You notice she’s not quite embracing you as you advance to undressing her. She’s not saying no either and overall she’s not pushing you away. It looks more like hesitation, but you can’t be sure. Even though it’s 1 am and even though you’re both laying in the dark together in your bed, you’re not feeling your passion returned. Instead of advancing the situation, you ask her what she wants and you let her know what you want. You decide that unless she shares what’s on her mind, you should just keep things where they are without advancing to intercourse.
Consent should never be ambiguous. You should always know with certainty.
Yes, teasing can leave you frustrated and horny. Some people will lead you on and never deliver. That’s their perogative. At no point does teasing and leading entitle you to sex. Never.
On the upside, teasing can be exciting, even if she never sleeps with you. The key is for you to accept that sex is highly unlikely, and then move on.
Consent in Hook-up Culture
Consent is complicated. There’s no 10-step program to achieving consent from your partner. I think when we look at it as a means to an end, nothing good or fulfilling can come of it. In some cases, it can be devastating. Even when hooking-up for a single evening, it doesn’t require disrespecting your partner. People can be sexual creatures, they can want sex without wanting anything else from you. Plenty of people have learned how to have sexual relationships without betraying trust or disrespecting their partners.

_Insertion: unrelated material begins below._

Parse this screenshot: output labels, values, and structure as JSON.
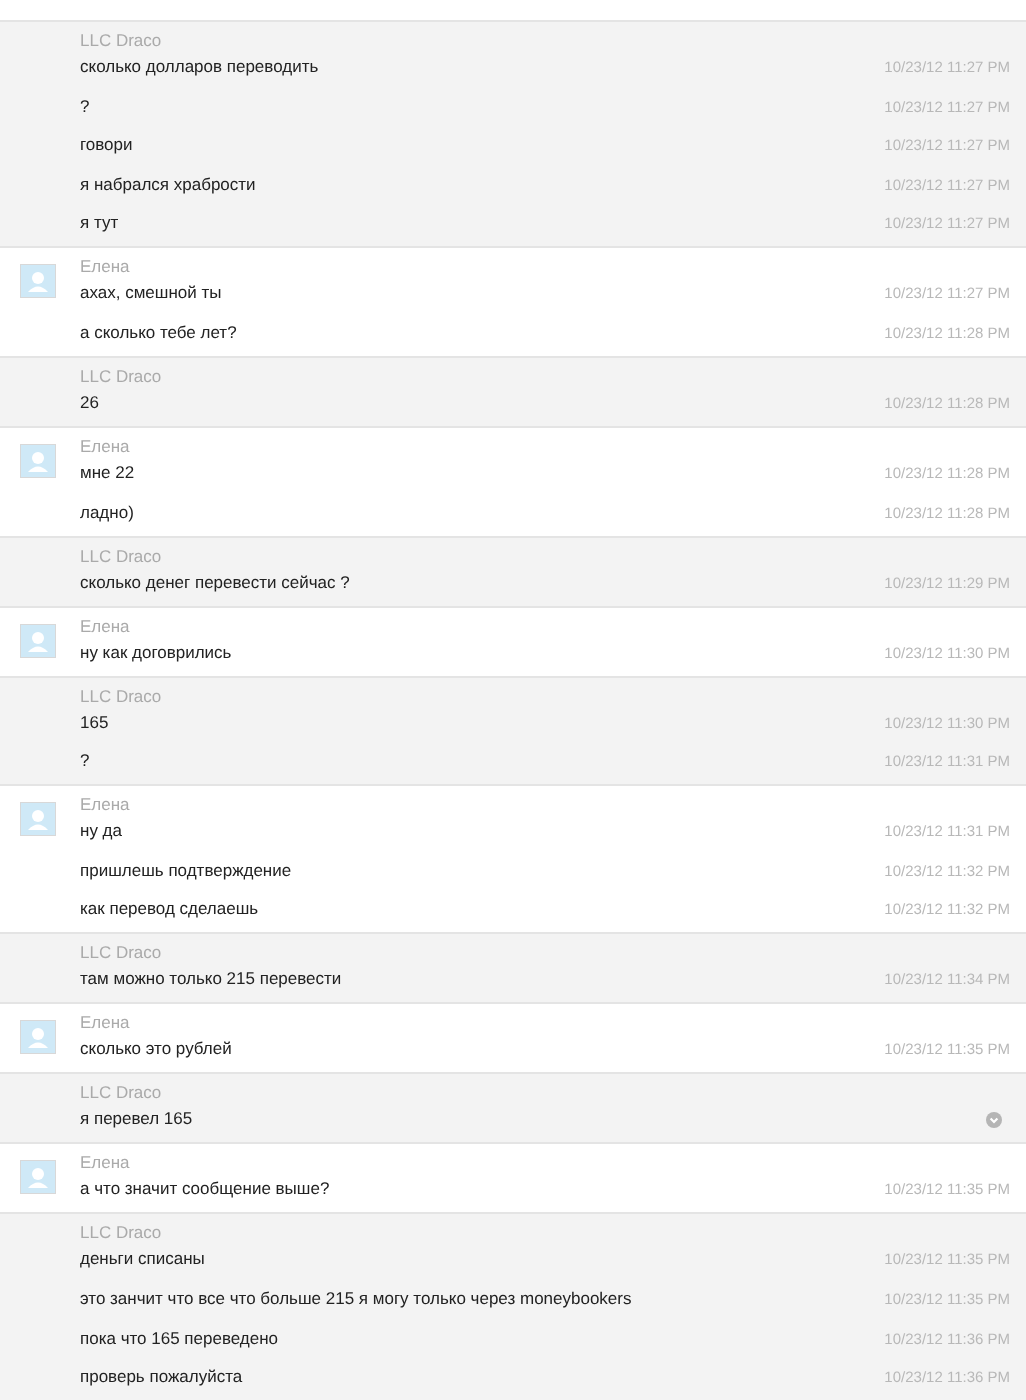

Consent is intuitive when you think of your partner as a human being and respect their autonomy. Objectification makes it difficult to see each other that way. In our culture we look for exterior details to turn us on, so maybe a typical guy is only looking for women wearing clothing that grabs his sexual interest. When he approaches her, he’s less likely to care what she says unless her words are “let’s have sex”. He looks at her clothing as an advertisment of availability. We’ve all heard the horror stories that result from this mindset.
At the same time, men and women are allowed to dress sexually provocative, are allowed to send messages with their clothing. The problem is that we look for clothing to do all the talking, to do all the messaging. We forget there’s a human in there and that we should talk to them first. There’s nothing wrong with liking what she’s wearing – but you should respect her all the same. She’s not her clothes.
People hook-up all the time, so it’s not like people can’t pursue sex without a permanent relationship. But even temporary relationships require trust. Any kind of relationship requires trust (and there are many layers of trust, which I won’t get into here).
In the end, we’re dealing with people and we shouldn’t forget that.We have to treat consent with the same high regard that we treat our desires for sex. I think so much of the ambiguity of figuring out consent is the implicit assumption that we’re not dealing with a person who can talk to us and explain their sexual wants to us. If you’re not sure, it’s as simple as asking and starting a conversation about what you both want, need and like.
Scree Tags: #sex #rapeculture #consent